My copy of this may not be in the best condition (apologies for the strange stain on the front!) but it is a truly fascinating book and one which I believe really has an important place in Ladybird history.
Book 12c is the final book in the Ladybird Key Words reading scheme – the last step in teaching children to read after starting with the very simple "Peter and Jane. Jane and Peter." The Key Words scheme is probably one of the things that Ladybird books are best remembered for and I certainly remember learning to read with them. What I don't remember at all though is this book. Maybe I'd just moved on by then to something different?
The open door to reading, aimed to help children move on from Peter and Jane and to help them to start to explore the magic world of cooks, including some children's classics. In the words of the books itself:
"This is the last book in the Ladybird Key Words Reading Scheme. Now that you have reached it you will find that you can read most – perhaps all – of the books in your school library.

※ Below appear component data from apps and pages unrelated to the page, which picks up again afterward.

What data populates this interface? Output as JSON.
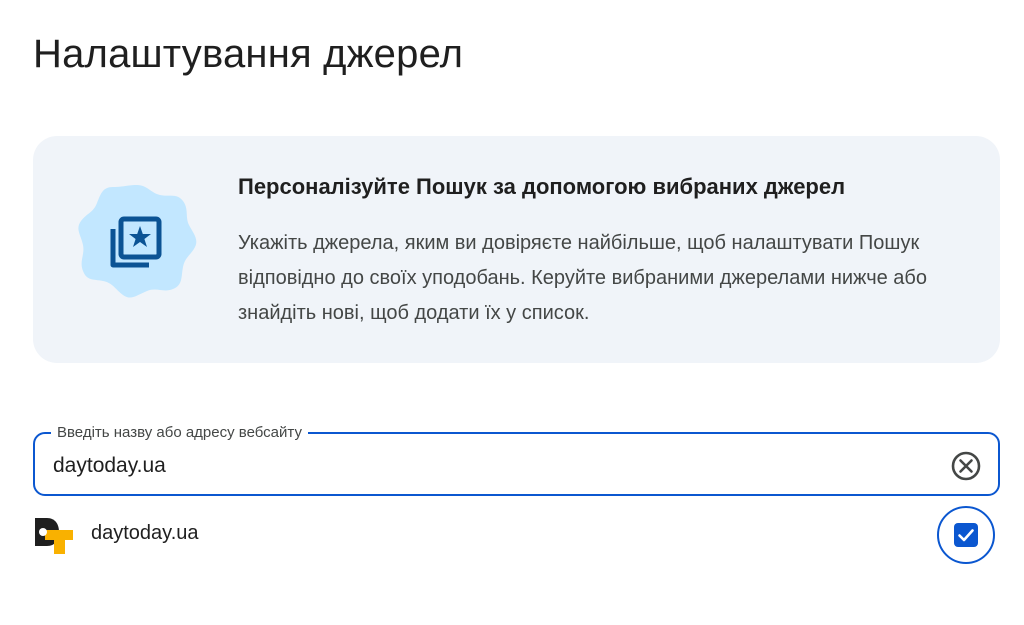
{
  "page": {
    "title": "Налаштування джерел"
  },
  "info_card": {
    "icon": "starred-photo-library-icon",
    "heading": "Персоналізуйте Пошук за допомогою вибраних джерел",
    "body": "Укажіть джерела, яким ви довіряєте найбільше, щоб налаштувати Пошук відповідно до своїх уподобань. Керуйте вибраними джерелами нижче або знайдіть нові, щоб додати їх у список."
  },
  "search": {
    "label": "Введіть назву або адресу вебсайту",
    "value": "daytoday.ua",
    "clear_icon": "clear-circle-icon"
  },
  "results": [
    {
      "name": "daytoday.ua",
      "logo": "daytoday-logo-icon",
      "checked": true
    }
  ],
  "colors": {
    "accent": "#0b57d0",
    "card_background": "#f0f4f9",
    "illustration_bg": "#c2e7ff",
    "illustration_fg": "#0b5394",
    "logo_black": "#1f1f1f",
    "logo_yellow": "#f9b100"
  }
}
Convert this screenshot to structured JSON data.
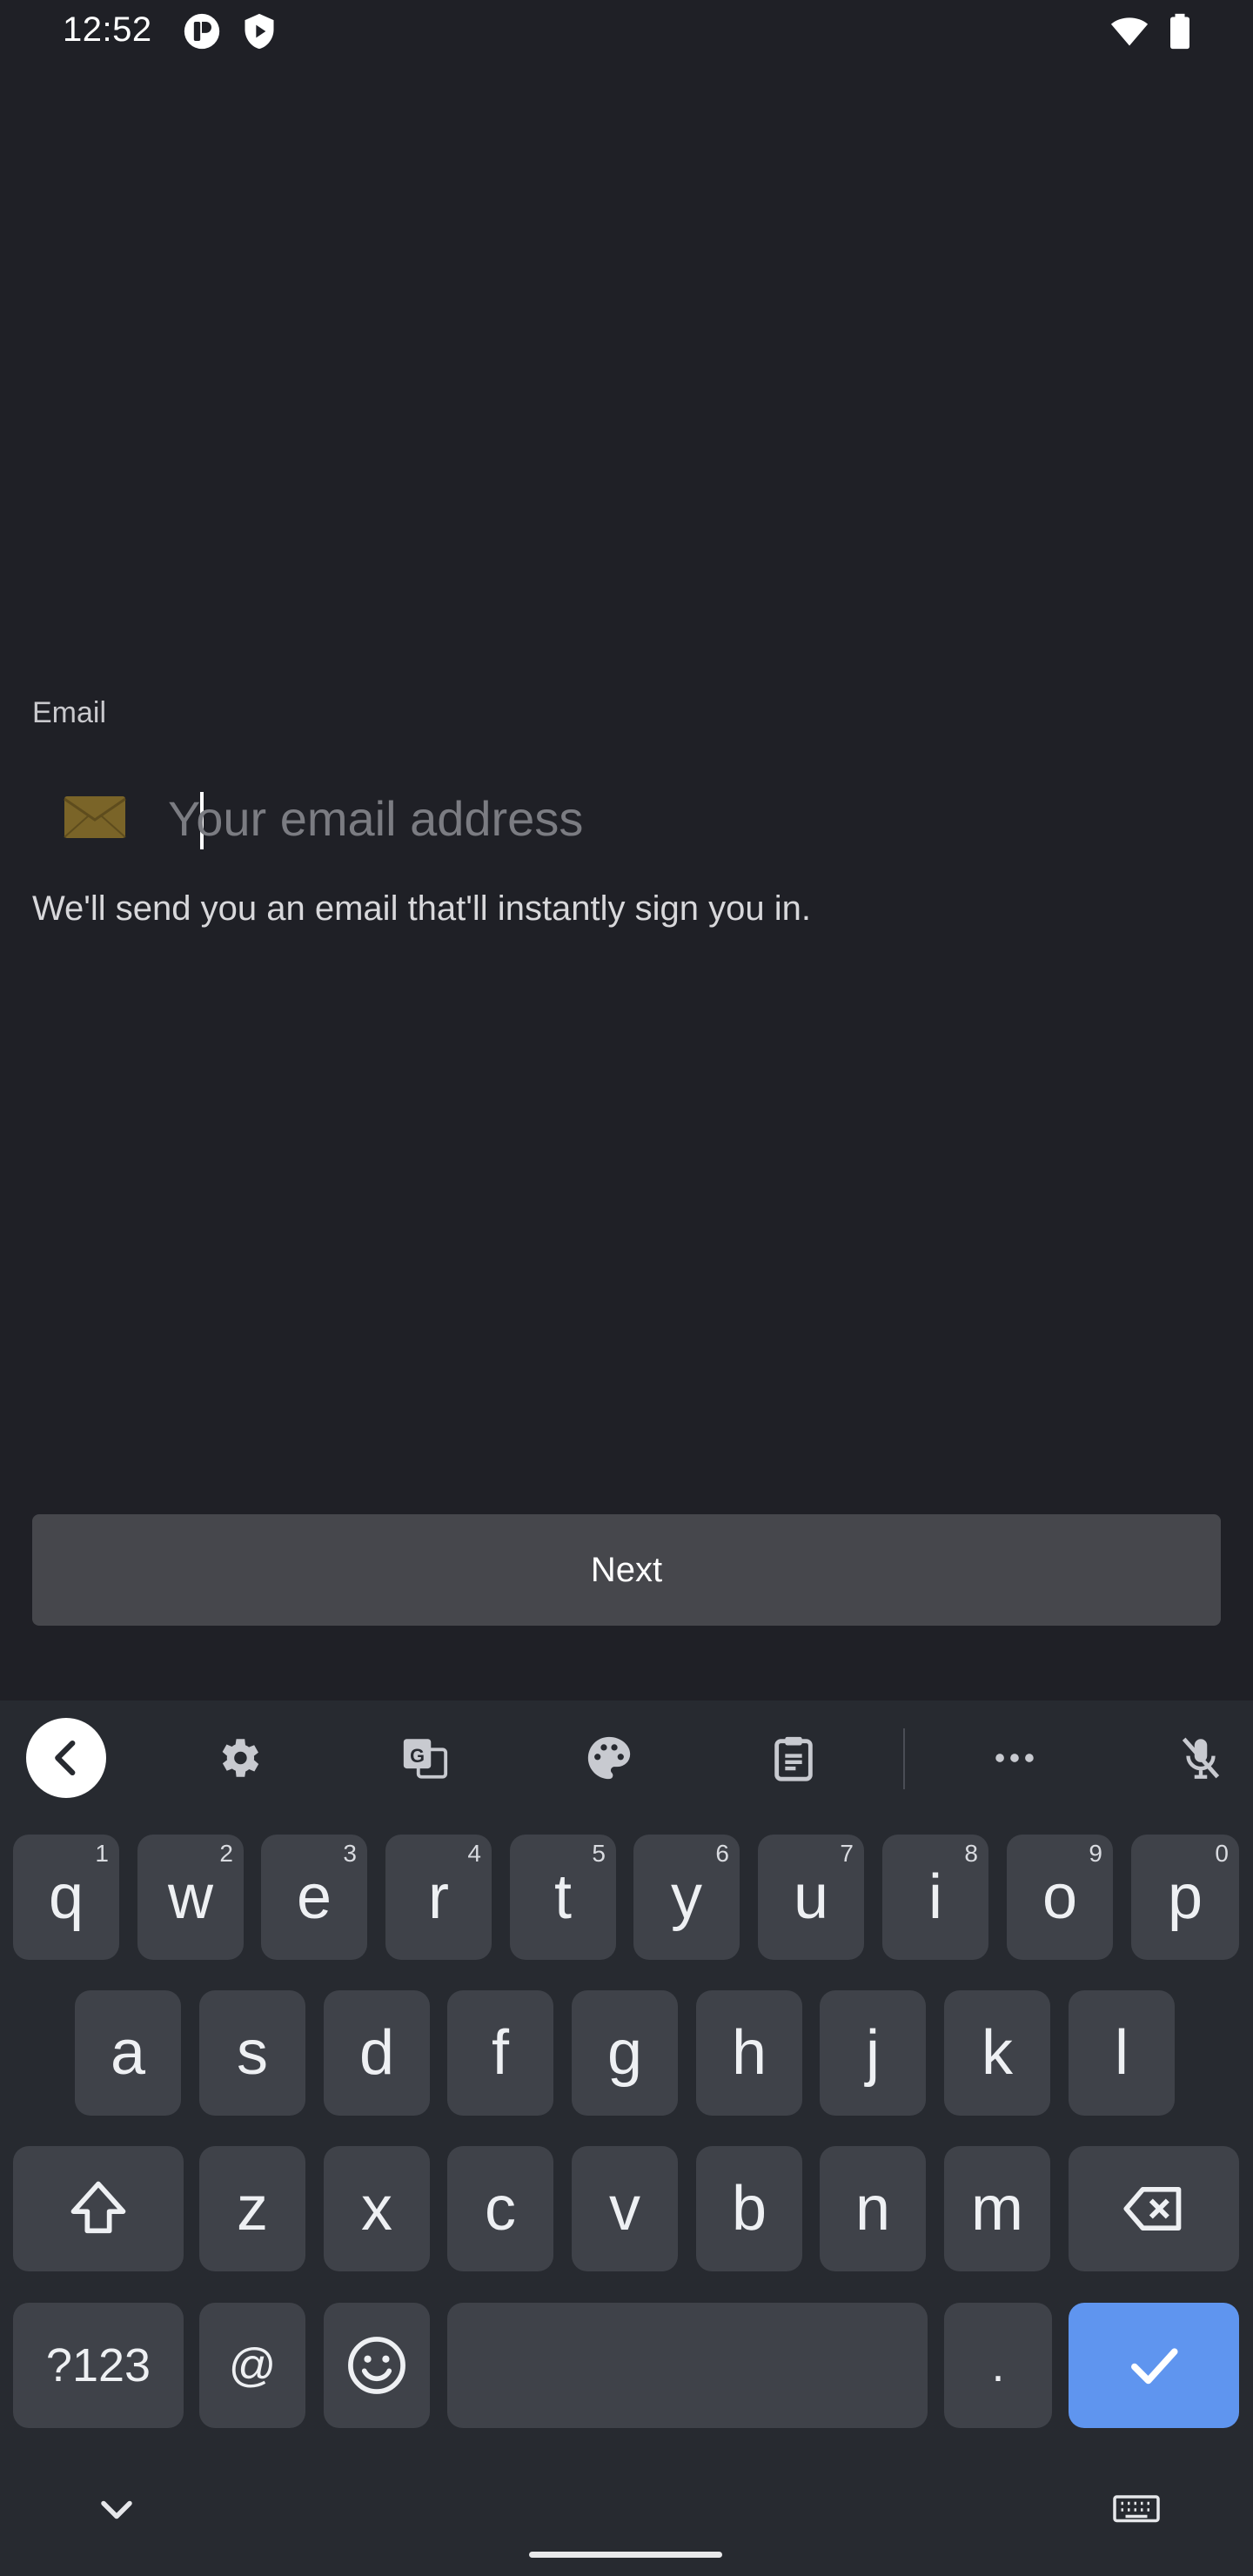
{
  "status_bar": {
    "time": "12:52",
    "left_icons": [
      "app-badge-icon",
      "shield-play-icon"
    ],
    "right_icons": [
      "wifi-icon",
      "battery-icon"
    ]
  },
  "form": {
    "email_label": "Email",
    "email_placeholder": "Your email address",
    "email_value": "",
    "envelope_icon": "envelope-icon",
    "hint": "We'll send you an email that'll instantly sign you in.",
    "next_label": "Next"
  },
  "keyboard": {
    "toolbar": [
      "back-chevron-icon",
      "settings-gear-icon",
      "translate-icon",
      "palette-icon",
      "clipboard-icon",
      "more-dots-icon",
      "mic-off-icon"
    ],
    "row1": [
      {
        "key": "q",
        "sup": "1"
      },
      {
        "key": "w",
        "sup": "2"
      },
      {
        "key": "e",
        "sup": "3"
      },
      {
        "key": "r",
        "sup": "4"
      },
      {
        "key": "t",
        "sup": "5"
      },
      {
        "key": "y",
        "sup": "6"
      },
      {
        "key": "u",
        "sup": "7"
      },
      {
        "key": "i",
        "sup": "8"
      },
      {
        "key": "o",
        "sup": "9"
      },
      {
        "key": "p",
        "sup": "0"
      }
    ],
    "row2": [
      "a",
      "s",
      "d",
      "f",
      "g",
      "h",
      "j",
      "k",
      "l"
    ],
    "row3": [
      "z",
      "x",
      "c",
      "v",
      "b",
      "n",
      "m"
    ],
    "symbols_label": "?123",
    "at_label": "@",
    "period_label": ".",
    "space_label": "",
    "accent_color": "#5f95ef"
  }
}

You may have discovered this already, and also that there are a great many books in your town library and local bookshops that you can read with enjoyment and interest."
The book is them made up of extracts from books and poems by "well known" authors. Some really are well known classics, others less so – or maybe they just show up gaps in my education! The books included, with either exact extracts or adaptations from them, are:

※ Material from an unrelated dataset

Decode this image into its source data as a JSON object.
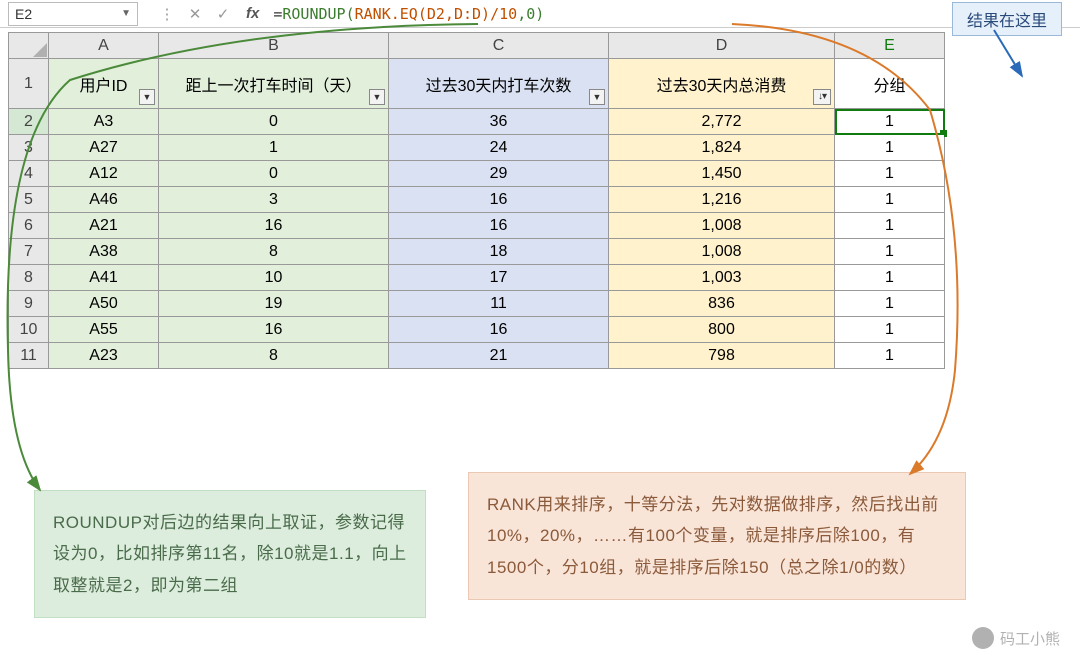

- The Little Bookroom – Eleanor Farjeon
- The Lovebirds from The Little Bookroom
- Black Beauty – Anna Sewell
- Treasure Island – Robert Louis Stevenson
- Nicholas Nye – Walter de la Mare
- The Story of Thumbelina – Hans Christian Anderson
- The Pied Piper of Hamelin – Robert Browing
- How the Whale got his Throat, from the Just So Stories – Rudyard Kipling
- From a Railway Carriage – Robert Louis Stevenson
- Swallows and Amazons – Arthur Ransome
- Nordy Bank – Sheena Porter
- The Boy's Song – James Hogg
The extracts chosen for this book were selected by W. Murray and all the traditional Ladybird style illustrations were done by J. H. Wingfield, F. Hampson and R. Embleton, who between them had illustrated most of the Key Word series.
In a way it seems a bit strange having one of the Key Word books where the only mention of Peter and Jane comes in the form of their picture on the cover, but I also see it as an important book in helping children make that transition to "proper" books – one which I think I only really made as a child when sent a reading list before starting secondary school. I then spent all that summer holiday working my way through the list and completely losing myself in so many amazing books. I just wish there was a way of getting hold of the same list again so I could start looking out for them all in charity shops prior to my kids reaching that stage in their reading journey.
If you have a collection of old Ladybird books then please feel free to join in with Ladybird Tuesday. There are no formal rules to follow, just leave a link to any post you write in the comments below and if you're feeling kind link back to my Ladybird Tuesday category here on Being Mrs C. Thanks!